Selected teams must carry out more detailed studies on the region of the old Serra Pelada, in Amapá; on the ancient massif in the Carajás Mountains, with their forested contours and cymes of meadows and local cacti in metallogenic soils; and on the rocky, aluminum-producing sectors found in the environs of Oriximiná.
1 Tabuleiros in Portuguese: land surfaces 20 to 50 meters high, usually with flat tops and not far from the coast.
2 Terras firmes in Portuguese. Literally "firm lands", that is, forested areas of Amazonia that are too high to be flooded during seasonal inundation.
3 Florestas de várzea in Portuguese. "Várzea" refers to areas of forested land that are regularly inundated by seasonal river floods.
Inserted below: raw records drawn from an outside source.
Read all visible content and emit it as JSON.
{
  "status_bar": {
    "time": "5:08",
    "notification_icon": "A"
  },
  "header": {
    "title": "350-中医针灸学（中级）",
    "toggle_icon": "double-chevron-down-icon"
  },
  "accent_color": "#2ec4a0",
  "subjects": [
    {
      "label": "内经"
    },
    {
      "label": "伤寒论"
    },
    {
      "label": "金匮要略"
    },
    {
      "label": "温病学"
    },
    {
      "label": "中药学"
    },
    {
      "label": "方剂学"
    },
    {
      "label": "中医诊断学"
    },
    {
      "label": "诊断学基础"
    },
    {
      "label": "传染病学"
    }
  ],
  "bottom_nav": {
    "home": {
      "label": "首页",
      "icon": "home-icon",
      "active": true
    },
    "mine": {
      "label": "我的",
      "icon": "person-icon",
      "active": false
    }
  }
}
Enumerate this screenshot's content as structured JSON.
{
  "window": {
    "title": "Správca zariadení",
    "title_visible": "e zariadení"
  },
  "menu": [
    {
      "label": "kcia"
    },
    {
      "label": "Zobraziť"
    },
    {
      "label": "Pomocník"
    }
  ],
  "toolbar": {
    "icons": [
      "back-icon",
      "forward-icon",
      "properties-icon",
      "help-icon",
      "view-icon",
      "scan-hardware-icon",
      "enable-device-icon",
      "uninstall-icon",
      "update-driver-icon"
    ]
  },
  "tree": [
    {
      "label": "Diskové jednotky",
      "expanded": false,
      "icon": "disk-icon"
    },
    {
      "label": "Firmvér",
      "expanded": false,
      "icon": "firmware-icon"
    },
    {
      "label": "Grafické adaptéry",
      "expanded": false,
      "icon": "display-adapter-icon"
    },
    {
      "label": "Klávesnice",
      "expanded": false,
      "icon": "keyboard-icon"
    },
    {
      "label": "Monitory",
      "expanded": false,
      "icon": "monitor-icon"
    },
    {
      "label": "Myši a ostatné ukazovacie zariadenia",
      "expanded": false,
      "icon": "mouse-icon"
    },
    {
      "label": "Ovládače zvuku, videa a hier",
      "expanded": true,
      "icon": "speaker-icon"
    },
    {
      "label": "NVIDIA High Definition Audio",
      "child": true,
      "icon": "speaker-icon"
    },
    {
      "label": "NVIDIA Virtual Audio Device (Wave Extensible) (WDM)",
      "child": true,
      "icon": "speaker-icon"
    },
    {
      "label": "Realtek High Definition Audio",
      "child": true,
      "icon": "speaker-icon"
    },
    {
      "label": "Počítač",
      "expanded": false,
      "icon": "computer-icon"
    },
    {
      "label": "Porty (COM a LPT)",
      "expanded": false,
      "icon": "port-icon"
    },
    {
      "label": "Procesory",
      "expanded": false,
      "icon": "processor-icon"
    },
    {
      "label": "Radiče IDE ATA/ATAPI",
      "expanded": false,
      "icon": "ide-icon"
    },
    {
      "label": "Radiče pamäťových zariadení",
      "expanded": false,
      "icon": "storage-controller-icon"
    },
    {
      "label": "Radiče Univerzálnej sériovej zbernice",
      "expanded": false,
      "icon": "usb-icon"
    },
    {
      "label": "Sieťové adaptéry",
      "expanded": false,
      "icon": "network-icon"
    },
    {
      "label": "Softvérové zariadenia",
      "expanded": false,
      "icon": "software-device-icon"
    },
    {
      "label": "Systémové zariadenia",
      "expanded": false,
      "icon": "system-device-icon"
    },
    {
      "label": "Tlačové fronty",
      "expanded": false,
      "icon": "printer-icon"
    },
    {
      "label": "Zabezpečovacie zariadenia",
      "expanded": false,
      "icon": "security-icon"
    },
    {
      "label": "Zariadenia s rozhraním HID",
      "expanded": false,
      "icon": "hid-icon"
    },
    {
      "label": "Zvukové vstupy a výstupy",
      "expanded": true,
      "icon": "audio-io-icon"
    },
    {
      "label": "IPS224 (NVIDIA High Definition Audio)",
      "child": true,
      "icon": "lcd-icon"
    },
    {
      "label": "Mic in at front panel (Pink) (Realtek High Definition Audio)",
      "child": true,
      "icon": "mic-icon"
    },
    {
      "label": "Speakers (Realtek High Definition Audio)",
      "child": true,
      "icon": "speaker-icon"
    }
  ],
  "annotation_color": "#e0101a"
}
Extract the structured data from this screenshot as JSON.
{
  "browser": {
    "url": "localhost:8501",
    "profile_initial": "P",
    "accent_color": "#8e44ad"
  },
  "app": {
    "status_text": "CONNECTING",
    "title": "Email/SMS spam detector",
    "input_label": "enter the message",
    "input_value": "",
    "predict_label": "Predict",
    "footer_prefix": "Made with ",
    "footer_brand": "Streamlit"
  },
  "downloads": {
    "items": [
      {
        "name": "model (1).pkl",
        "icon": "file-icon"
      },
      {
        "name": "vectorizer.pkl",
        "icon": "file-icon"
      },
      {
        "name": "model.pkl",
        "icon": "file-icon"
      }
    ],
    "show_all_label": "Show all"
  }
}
Typically, it refers to areas flooded by white water rivers, contrasted with areas flooded by black water rivers, which are called igapós.
4 Cerrado: open plain dotted with patches of dry, sparse but varied wooded vegetation (from tropical broadleaf woodlands to scrublands to savannas).
5 Cerradinho: cerrado unsuited for any type of agriculture.
6 Lavrado: a barren, desolate plain.
7 Campinarana: a meadow being taken over my thickets and trees.